Supplied data START
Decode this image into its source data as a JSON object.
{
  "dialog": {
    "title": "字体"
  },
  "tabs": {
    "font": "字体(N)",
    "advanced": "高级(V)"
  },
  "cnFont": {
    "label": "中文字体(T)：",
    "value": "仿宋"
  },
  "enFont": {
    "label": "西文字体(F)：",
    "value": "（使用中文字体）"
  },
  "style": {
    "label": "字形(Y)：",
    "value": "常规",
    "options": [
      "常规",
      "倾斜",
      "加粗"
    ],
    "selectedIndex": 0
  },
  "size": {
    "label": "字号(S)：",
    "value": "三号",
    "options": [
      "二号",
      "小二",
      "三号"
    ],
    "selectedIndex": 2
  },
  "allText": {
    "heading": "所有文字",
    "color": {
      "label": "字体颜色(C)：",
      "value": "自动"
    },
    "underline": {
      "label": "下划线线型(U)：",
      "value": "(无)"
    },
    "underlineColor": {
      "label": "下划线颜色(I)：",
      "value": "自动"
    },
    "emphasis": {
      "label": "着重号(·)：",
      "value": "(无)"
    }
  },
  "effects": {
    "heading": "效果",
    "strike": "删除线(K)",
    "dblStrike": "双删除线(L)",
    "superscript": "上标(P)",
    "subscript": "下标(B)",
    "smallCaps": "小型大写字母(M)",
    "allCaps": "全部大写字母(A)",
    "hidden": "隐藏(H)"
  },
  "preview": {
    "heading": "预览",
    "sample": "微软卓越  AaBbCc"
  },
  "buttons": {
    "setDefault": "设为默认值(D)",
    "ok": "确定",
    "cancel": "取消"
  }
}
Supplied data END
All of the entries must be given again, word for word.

_Result below_:
Decode this image into its source data as a JSON object.
{
  "dialog": {
    "title": "字体"
  },
  "tabs": {
    "font": "字体(N)",
    "advanced": "高级(V)"
  },
  "cnFont": {
    "label": "中文字体(T)：",
    "value": "仿宋"
  },
  "enFont": {
    "label": "西文字体(F)：",
    "value": "（使用中文字体）"
  },
  "style": {
    "label": "字形(Y)：",
    "value": "常规",
    "options": [
      "常规",
      "倾斜",
      "加粗"
    ],
    "selectedIndex": 0
  },
  "size": {
    "label": "字号(S)：",
    "value": "三号",
    "options": [
      "二号",
      "小二",
      "三号"
    ],
    "selectedIndex": 2
  },
  "allText": {
    "heading": "所有文字",
    "color": {
      "label": "字体颜色(C)：",
      "value": "自动"
    },
    "underline": {
      "label": "下划线线型(U)：",
      "value": "(无)"
    },
    "underlineColor": {
      "label": "下划线颜色(I)：",
      "value": "自动"
    },
    "emphasis": {
      "label": "着重号(·)：",
      "value": "(无)"
    }
  },
  "effects": {
    "heading": "效果",
    "strike": "删除线(K)",
    "dblStrike": "双删除线(L)",
    "superscript": "上标(P)",
    "subscript": "下标(B)",
    "smallCaps": "小型大写字母(M)",
    "allCaps": "全部大写字母(A)",
    "hidden": "隐藏(H)"
  },
  "preview": {
    "heading": "预览",
    "sample": "微软卓越  AaBbCc"
  },
  "buttons": {
    "setDefault": "设为默认值(D)",
    "ok": "确定",
    "cancel": "取消"
  }
}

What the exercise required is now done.